_Dataset rows describing interfaces_.
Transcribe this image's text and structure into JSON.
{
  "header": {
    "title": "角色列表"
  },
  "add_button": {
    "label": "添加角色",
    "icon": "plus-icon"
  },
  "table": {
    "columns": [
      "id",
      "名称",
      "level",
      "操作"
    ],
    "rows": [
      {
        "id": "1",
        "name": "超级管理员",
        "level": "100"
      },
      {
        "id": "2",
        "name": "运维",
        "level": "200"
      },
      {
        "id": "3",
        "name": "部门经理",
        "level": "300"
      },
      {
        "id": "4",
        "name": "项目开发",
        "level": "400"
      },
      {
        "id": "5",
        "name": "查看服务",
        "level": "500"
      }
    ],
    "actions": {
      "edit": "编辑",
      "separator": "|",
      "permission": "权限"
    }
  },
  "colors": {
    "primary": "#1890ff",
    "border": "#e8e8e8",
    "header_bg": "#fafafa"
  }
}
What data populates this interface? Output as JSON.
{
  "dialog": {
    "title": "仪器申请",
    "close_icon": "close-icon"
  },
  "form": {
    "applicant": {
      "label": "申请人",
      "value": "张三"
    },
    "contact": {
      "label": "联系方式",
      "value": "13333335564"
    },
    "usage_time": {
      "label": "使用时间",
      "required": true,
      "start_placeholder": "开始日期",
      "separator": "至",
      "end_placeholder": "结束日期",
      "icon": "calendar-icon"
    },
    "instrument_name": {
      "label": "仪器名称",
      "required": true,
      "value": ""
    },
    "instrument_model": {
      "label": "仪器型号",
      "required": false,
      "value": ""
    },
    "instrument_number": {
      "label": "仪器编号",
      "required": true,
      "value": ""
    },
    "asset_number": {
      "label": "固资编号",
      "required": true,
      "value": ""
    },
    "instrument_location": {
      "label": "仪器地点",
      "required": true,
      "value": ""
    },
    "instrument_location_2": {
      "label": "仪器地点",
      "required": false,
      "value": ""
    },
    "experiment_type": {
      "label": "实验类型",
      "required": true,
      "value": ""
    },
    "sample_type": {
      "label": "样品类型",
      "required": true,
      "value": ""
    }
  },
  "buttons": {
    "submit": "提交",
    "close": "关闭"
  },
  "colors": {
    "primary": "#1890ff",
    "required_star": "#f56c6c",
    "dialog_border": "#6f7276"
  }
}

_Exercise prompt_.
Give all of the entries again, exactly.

_Response to the task_.
Transcribe this image's text and structure into JSON.
{
  "header": {
    "title": "角色列表"
  },
  "add_button": {
    "label": "添加角色",
    "icon": "plus-icon"
  },
  "table": {
    "columns": [
      "id",
      "名称",
      "level",
      "操作"
    ],
    "rows": [
      {
        "id": "1",
        "name": "超级管理员",
        "level": "100"
      },
      {
        "id": "2",
        "name": "运维",
        "level": "200"
      },
      {
        "id": "3",
        "name": "部门经理",
        "level": "300"
      },
      {
        "id": "4",
        "name": "项目开发",
        "level": "400"
      },
      {
        "id": "5",
        "name": "查看服务",
        "level": "500"
      }
    ],
    "actions": {
      "edit": "编辑",
      "separator": "|",
      "permission": "权限"
    }
  },
  "colors": {
    "primary": "#1890ff",
    "border": "#e8e8e8",
    "header_bg": "#fafafa"
  }
}
What data populates this interface? Output as JSON.
{
  "dialog": {
    "title": "仪器申请",
    "close_icon": "close-icon"
  },
  "form": {
    "applicant": {
      "label": "申请人",
      "value": "张三"
    },
    "contact": {
      "label": "联系方式",
      "value": "13333335564"
    },
    "usage_time": {
      "label": "使用时间",
      "required": true,
      "start_placeholder": "开始日期",
      "separator": "至",
      "end_placeholder": "结束日期",
      "icon": "calendar-icon"
    },
    "instrument_name": {
      "label": "仪器名称",
      "required": true,
      "value": ""
    },
    "instrument_model": {
      "label": "仪器型号",
      "required": false,
      "value": ""
    },
    "instrument_number": {
      "label": "仪器编号",
      "required": true,
      "value": ""
    },
    "asset_number": {
      "label": "固资编号",
      "required": true,
      "value": ""
    },
    "instrument_location": {
      "label": "仪器地点",
      "required": true,
      "value": ""
    },
    "instrument_location_2": {
      "label": "仪器地点",
      "required": false,
      "value": ""
    },
    "experiment_type": {
      "label": "实验类型",
      "required": true,
      "value": ""
    },
    "sample_type": {
      "label": "样品类型",
      "required": true,
      "value": ""
    }
  },
  "buttons": {
    "submit": "提交",
    "close": "关闭"
  },
  "colors": {
    "primary": "#1890ff",
    "required_star": "#f56c6c",
    "dialog_border": "#6f7276"
  }
}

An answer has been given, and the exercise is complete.